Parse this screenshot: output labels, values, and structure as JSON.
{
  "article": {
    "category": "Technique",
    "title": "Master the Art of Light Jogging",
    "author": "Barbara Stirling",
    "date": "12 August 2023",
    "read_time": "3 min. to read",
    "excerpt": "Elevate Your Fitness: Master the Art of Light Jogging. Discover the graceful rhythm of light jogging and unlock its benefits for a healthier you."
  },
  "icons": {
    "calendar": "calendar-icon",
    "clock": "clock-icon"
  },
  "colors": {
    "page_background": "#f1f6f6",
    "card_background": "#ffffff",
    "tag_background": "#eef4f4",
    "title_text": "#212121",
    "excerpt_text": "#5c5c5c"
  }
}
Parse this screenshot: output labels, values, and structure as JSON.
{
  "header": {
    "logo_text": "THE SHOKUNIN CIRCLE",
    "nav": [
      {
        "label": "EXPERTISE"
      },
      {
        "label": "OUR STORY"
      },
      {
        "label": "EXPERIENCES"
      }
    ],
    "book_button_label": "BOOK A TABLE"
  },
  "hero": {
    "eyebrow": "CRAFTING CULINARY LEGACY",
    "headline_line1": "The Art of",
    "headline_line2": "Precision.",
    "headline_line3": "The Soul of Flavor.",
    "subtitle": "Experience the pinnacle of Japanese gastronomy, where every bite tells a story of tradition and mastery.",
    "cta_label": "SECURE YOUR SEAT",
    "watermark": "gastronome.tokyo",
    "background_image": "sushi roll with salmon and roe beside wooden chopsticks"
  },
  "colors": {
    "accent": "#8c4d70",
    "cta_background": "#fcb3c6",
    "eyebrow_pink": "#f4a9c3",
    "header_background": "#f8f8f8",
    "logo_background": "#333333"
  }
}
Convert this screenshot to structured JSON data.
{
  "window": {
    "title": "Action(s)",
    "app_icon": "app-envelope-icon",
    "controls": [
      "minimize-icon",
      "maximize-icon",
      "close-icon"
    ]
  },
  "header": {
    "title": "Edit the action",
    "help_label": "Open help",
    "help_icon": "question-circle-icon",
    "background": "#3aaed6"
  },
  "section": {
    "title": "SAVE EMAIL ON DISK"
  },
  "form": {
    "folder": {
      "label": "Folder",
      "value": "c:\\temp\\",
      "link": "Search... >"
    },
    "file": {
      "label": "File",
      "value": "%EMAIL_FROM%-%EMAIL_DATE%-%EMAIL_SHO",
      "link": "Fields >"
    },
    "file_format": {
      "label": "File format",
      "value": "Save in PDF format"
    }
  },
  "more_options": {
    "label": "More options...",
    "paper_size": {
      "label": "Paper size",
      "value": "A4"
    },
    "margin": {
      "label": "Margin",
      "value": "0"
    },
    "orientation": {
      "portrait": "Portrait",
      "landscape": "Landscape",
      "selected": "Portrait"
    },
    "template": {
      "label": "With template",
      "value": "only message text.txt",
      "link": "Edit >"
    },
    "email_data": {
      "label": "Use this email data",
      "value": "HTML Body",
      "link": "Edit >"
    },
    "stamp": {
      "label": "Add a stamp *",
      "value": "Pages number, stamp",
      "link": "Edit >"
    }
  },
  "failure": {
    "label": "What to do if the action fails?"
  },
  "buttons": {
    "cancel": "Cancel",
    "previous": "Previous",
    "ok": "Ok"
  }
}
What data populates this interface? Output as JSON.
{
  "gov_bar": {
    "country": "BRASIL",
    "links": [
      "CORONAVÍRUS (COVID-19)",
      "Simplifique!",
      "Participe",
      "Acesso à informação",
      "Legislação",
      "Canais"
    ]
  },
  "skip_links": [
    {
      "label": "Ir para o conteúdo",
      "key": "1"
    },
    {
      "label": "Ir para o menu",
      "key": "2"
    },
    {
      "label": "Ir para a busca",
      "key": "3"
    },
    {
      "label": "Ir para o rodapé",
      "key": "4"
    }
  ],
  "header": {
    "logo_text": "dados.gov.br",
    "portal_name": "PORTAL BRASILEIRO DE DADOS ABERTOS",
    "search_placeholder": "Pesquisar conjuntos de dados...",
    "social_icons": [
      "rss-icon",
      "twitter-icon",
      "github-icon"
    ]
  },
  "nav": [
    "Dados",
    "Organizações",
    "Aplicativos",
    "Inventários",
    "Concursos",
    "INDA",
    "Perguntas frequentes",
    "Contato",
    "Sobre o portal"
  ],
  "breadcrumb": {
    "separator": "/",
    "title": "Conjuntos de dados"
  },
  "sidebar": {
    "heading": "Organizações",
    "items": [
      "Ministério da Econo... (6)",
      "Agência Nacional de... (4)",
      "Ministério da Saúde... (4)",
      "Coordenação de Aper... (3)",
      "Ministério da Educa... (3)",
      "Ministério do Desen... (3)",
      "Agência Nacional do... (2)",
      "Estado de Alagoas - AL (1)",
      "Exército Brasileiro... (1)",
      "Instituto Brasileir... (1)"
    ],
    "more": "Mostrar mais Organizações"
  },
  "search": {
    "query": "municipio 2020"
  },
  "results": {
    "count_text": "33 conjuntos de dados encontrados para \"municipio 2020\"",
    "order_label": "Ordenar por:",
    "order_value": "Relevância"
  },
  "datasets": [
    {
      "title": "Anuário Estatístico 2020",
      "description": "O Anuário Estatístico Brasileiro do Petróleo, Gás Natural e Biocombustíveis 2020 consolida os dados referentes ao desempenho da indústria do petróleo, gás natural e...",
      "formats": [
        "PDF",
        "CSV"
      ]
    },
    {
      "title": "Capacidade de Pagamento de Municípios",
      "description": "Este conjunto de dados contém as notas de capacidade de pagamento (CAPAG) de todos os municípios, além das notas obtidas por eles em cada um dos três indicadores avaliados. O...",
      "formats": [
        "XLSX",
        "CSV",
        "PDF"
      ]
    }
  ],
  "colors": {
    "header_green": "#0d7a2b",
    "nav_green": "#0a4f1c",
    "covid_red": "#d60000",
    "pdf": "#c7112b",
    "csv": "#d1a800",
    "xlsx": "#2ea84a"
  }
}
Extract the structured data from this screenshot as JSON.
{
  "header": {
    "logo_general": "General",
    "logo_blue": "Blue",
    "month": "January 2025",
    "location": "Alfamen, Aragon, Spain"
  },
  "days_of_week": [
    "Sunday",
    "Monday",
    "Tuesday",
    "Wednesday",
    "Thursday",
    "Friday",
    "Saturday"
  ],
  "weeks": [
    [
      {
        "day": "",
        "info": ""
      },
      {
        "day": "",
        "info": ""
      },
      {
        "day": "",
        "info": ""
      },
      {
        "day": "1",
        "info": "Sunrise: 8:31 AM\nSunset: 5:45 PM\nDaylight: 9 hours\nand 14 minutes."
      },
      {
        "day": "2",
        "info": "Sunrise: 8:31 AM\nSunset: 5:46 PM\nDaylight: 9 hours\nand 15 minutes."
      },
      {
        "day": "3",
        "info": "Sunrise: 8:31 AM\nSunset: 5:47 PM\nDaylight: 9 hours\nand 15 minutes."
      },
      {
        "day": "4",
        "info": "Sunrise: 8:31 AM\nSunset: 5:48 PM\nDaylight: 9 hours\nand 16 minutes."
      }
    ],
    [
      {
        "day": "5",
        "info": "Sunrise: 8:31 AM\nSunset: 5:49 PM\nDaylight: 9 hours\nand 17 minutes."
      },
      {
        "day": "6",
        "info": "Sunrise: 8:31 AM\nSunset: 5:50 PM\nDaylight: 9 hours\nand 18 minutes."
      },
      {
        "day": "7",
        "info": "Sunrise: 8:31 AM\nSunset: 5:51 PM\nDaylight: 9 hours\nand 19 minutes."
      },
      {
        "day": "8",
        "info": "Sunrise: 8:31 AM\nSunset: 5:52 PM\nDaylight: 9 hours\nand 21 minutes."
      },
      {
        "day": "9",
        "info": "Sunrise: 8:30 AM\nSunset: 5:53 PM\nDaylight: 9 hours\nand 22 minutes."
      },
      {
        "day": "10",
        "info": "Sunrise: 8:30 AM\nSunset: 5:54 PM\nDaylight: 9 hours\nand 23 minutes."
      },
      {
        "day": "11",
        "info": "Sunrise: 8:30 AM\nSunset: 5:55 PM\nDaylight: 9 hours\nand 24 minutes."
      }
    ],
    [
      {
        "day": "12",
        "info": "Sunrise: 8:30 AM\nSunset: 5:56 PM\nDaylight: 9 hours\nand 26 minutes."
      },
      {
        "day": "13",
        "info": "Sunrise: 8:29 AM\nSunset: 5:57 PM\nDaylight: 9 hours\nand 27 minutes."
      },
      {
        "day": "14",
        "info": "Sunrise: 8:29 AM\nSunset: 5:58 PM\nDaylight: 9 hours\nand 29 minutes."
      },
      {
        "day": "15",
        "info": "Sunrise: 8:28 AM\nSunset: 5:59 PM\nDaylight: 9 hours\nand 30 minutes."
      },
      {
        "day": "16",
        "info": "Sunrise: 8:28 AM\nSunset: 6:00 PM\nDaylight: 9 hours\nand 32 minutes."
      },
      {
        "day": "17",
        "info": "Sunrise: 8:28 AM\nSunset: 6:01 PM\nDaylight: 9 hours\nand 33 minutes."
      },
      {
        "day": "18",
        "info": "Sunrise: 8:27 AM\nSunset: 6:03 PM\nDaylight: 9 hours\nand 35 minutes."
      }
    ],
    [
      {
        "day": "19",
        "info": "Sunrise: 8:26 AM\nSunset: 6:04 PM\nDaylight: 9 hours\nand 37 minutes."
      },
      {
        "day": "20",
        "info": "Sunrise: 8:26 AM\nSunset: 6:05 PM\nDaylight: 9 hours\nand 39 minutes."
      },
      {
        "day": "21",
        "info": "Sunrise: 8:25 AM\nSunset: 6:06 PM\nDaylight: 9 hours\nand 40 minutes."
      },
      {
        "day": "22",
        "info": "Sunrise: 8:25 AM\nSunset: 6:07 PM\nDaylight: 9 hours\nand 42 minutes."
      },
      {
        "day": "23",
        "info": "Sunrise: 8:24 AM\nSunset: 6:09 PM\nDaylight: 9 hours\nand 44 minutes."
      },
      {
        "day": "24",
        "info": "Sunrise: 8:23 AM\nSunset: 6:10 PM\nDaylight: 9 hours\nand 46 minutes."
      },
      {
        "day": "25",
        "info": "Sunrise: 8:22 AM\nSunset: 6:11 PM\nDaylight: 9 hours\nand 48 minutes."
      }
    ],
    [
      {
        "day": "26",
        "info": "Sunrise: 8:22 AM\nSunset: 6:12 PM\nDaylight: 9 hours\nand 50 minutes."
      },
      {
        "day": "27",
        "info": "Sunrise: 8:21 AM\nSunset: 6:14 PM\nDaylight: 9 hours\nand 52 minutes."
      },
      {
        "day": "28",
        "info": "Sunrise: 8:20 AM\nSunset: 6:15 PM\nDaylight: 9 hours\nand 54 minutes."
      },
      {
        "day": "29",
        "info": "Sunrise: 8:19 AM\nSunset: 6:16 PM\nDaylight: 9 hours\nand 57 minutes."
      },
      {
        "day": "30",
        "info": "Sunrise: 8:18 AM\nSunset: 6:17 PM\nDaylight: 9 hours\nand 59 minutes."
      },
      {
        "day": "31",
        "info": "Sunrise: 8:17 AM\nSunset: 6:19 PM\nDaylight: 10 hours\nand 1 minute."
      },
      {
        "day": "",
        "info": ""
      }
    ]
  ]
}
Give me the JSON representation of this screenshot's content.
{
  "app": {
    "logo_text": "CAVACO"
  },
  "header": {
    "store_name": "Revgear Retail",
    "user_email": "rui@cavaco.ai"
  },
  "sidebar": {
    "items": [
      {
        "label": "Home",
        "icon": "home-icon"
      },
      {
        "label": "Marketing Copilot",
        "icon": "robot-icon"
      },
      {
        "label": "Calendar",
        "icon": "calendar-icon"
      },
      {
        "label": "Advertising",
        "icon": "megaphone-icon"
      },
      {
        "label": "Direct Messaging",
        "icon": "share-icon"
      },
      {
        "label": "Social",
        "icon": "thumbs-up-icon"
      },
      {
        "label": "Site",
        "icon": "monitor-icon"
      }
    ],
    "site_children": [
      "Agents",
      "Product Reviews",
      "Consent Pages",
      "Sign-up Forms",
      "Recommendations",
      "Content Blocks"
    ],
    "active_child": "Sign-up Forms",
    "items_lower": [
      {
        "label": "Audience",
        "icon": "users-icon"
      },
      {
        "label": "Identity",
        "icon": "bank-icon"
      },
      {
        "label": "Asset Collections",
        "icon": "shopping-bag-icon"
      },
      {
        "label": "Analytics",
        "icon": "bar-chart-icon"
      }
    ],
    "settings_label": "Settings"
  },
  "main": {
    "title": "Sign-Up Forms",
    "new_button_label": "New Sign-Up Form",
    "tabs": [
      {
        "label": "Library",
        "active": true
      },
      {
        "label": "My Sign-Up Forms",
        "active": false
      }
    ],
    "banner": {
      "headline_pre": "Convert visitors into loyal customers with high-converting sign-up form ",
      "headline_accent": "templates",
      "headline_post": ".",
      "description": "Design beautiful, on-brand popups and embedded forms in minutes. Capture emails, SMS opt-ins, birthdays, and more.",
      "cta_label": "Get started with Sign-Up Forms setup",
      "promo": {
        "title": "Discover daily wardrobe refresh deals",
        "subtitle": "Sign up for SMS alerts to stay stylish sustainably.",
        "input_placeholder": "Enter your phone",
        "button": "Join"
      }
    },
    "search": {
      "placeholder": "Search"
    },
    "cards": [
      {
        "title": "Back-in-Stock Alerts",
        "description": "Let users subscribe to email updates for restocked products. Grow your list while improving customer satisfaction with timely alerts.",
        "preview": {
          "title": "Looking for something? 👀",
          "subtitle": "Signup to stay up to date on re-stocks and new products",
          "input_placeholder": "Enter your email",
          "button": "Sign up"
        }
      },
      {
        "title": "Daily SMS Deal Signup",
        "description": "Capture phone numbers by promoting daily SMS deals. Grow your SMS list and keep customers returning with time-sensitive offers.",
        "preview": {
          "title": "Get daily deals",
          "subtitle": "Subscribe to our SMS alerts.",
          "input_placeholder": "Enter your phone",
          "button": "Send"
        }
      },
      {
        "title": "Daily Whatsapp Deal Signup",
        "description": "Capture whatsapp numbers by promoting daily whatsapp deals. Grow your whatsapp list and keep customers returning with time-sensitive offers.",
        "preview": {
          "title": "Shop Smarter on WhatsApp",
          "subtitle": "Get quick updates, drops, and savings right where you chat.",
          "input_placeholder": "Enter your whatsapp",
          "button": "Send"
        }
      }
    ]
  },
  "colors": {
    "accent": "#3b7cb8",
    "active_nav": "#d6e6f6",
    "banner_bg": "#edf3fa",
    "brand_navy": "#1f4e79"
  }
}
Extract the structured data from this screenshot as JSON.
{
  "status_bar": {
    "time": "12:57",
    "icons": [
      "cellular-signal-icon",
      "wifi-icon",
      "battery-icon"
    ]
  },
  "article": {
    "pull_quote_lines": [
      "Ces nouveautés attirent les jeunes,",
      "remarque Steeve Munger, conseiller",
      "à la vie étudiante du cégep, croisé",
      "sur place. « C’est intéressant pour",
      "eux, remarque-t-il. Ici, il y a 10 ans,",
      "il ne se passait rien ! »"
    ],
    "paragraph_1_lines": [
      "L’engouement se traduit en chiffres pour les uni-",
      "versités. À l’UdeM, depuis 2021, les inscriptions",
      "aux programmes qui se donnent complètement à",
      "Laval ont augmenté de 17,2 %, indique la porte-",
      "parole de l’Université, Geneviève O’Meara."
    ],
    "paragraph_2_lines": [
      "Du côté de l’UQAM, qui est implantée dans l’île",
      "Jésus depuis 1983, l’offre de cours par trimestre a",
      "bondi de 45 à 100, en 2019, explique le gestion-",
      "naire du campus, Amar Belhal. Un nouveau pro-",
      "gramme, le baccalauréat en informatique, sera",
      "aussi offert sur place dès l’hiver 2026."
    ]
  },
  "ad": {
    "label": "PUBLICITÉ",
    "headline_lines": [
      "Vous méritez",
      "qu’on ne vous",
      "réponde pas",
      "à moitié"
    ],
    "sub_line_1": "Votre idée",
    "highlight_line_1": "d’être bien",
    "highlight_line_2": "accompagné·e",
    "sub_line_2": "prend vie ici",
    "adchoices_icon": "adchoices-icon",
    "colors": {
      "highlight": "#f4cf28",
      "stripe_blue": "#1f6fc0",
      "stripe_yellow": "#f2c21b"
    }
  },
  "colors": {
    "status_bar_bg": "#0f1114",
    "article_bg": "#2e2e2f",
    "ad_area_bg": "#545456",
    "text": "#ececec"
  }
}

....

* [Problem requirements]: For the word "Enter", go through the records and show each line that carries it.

* [Answer to this problem]:
        "input_placeholder": "Enter your phone",
          "input_placeholder": "Enter your email",
          "input_placeholder": "Enter your phone",
          "input_placeholder": "Enter your whatsapp",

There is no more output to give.